I just updated to Scriv 3 on a new laptop (2 wasn’t installed, though it was used heavily on my previous laptop of last week). I also use the app on my iPad. When opening my project it 'resolved 'hundreds (at least 350) of conflicts, and plopped a whole bunch of files in a ‘Recovered Files’ folder.
I’m having a hard time understanding the process.
The file ‘titles’ and metadata are nondescript, meaning they are all timestamped with todays date, and either list ‘conflict’ or ‘notes’ in the file title with a seemingly non-sequential number in the title as well. Many, most listed as notes, seem to be just an old document (scrivening) title, with no other content. Many more are actual pieces of work (poems or general writing snippets), some old revisions, some duplicates. I can’t really tell if these are duplicates or missing files, or alternate versions in relation to my regular (non-recovered) project files.
I’m sure that’s not very well described, but perhaps just some insight into what is considered a conflict, etc. might be helpful for me.
That looks to be the result of the newer and more robust mechanism for recovery data from third-party sync conflcit files. For example if a project is synced on Dropbox and you accidentally edit it in two different places without syncing first, then when Dropbox finally gets a chance to compare the two project folders, it creates duplicate copies of the files that were conflicted. In the past these would have been forever obscured from you unless you went into the project package and poked around. Now we are repair them into the binder so you can take a look and make sure you didn’t lose any edits in them.
Since all manner of things can trigger a conflict, they may not always be useful however.
Is there any way to tell which of the original / existing files the conflicted files conflict with? I have 100 in a project that I believe was fine until I opened it with Scrivener 3. Looking at the package contents directly, I haven’t been able to locate the files. I really don’t want to check 100 files manually without knowing the filenames at the very least…
If you want to get a better picture of things, I’d examine the package contents from before updating. The recovery process will remove the original orphaned file and convert it into a proper binder item. At that point it will look like all other binder items from the context of what you see in Finder.
So to see what was there, what necessitated a recovery, you’d need to go back to a version of the project prior to recovery. Likely you’ll find a bunch of “23 (conflicted copy blah blah).rtf” type entries. Managing the conflicts by hand using the file system is the old way of doing this, and it still works and for those inclined to do so there may be some advantages.
Thanks - that was really helpful. I was able to narrow it down from 100 to 2 that needed to be checked.

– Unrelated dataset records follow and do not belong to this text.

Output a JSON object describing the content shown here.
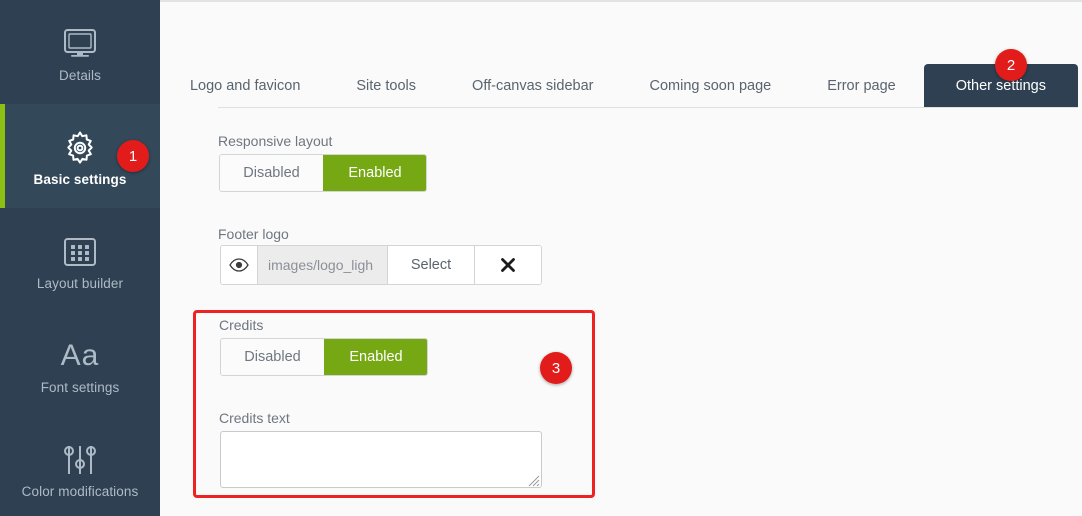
{
  "sidebar": {
    "items": [
      {
        "label": "Details",
        "icon": "monitor-icon",
        "active": false
      },
      {
        "label": "Basic settings",
        "icon": "gear-icon",
        "active": true
      },
      {
        "label": "Layout builder",
        "icon": "grid-icon",
        "active": false
      },
      {
        "label": "Font settings",
        "icon": "typography-icon",
        "glyph": "Aa",
        "active": false
      },
      {
        "label": "Color modifications",
        "icon": "sliders-icon",
        "active": false
      }
    ]
  },
  "tabs": [
    {
      "label": "Logo and favicon",
      "active": false
    },
    {
      "label": "Site tools",
      "active": false
    },
    {
      "label": "Off-canvas sidebar",
      "active": false
    },
    {
      "label": "Coming soon page",
      "active": false
    },
    {
      "label": "Error page",
      "active": false
    },
    {
      "label": "Other settings",
      "active": true
    }
  ],
  "form": {
    "responsive_layout": {
      "label": "Responsive layout",
      "option_off": "Disabled",
      "option_on": "Enabled",
      "value": "Enabled"
    },
    "footer_logo": {
      "label": "Footer logo",
      "path_value": "images/logo_ligh",
      "select_label": "Select",
      "preview_icon": "eye-icon",
      "clear_icon": "close-x-icon"
    },
    "credits": {
      "label": "Credits",
      "option_off": "Disabled",
      "option_on": "Enabled",
      "value": "Enabled"
    },
    "credits_text": {
      "label": "Credits text",
      "value": "",
      "placeholder": ""
    }
  },
  "annotations": {
    "badges": [
      {
        "number": "1",
        "target": "sidebar-item-basic-settings"
      },
      {
        "number": "2",
        "target": "tab-other-settings"
      },
      {
        "number": "3",
        "target": "credits-section"
      }
    ],
    "highlight": {
      "color": "#ee2222",
      "target": "credits-section"
    }
  },
  "colors": {
    "sidebar_bg": "#2e4052",
    "sidebar_active_bg": "#334859",
    "accent_green": "#8cc113",
    "toggle_green": "#76a814",
    "badge_red": "#e21b1b",
    "highlight_red": "#ee2222",
    "content_bg": "#fafafa"
  }
}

But I wonder if there wouldn’t be some way in the Scrivener 3 conversion / conflict management process to preserve the info (i.e. the corresponding numbered filename from the Scrivener 2 project) such that digging around in package contents from the backup copy isn’t necessary.
Or at the very least, document it better. Searching the Scrivener 3 manual for conflicts led me to scrivener.tenderapp.com/help/kb … g-problems which wasn’t nearly as helpful as your post.
It’s a tricky thing to document since the nature of the problem is, in a certain light, damage. Some external program has messed with the internal structure of the project and broken it in some way that might be very specific to how that system works. We don’t tend to think of it these terms because the manner in which these systems do that is usually benign—duplicate files etc.—but it’s still unpredictable and ultimately a process of documenting another company’s synchronisation conflict protocols.
As to more intelligently handling these—I think you will find in v3 that this is smoother going forward. You’re talking about conflicts that were generated in an old v2 project that are now finally being rescued in v3. The new internal format structure should alleviate some of the ambiguity that existed in the older version. Much of the impetus behind the new project design was in fact to increase robustness against sync damage of all kinds. When the old project format was invented, people used the word “dropbox” to mean where you put your hotel keys when you check out.
Would be really great if someone at Scrivener was to make a tutorial video demonstrating the “resolve conflict” functionality and best practice techniques for both proactively avoiding, and if not avoided, fixing “resolve conflict” issues when they appear.
Thank you so much.
Best practice for avoiding conflicts is very simple:
Before you launch a project, make sure that the device is fully synchronized with whatever service you are using.
When you are done working with a project, before you put the device down, make sure it is fully synchronized with whatever service you are using.
2a. Close projects when you are done with them.
If in doubt, synchronize. That is, if you aren’t sure whether the local version of a project is “current” with your synchronization server, synchronize it.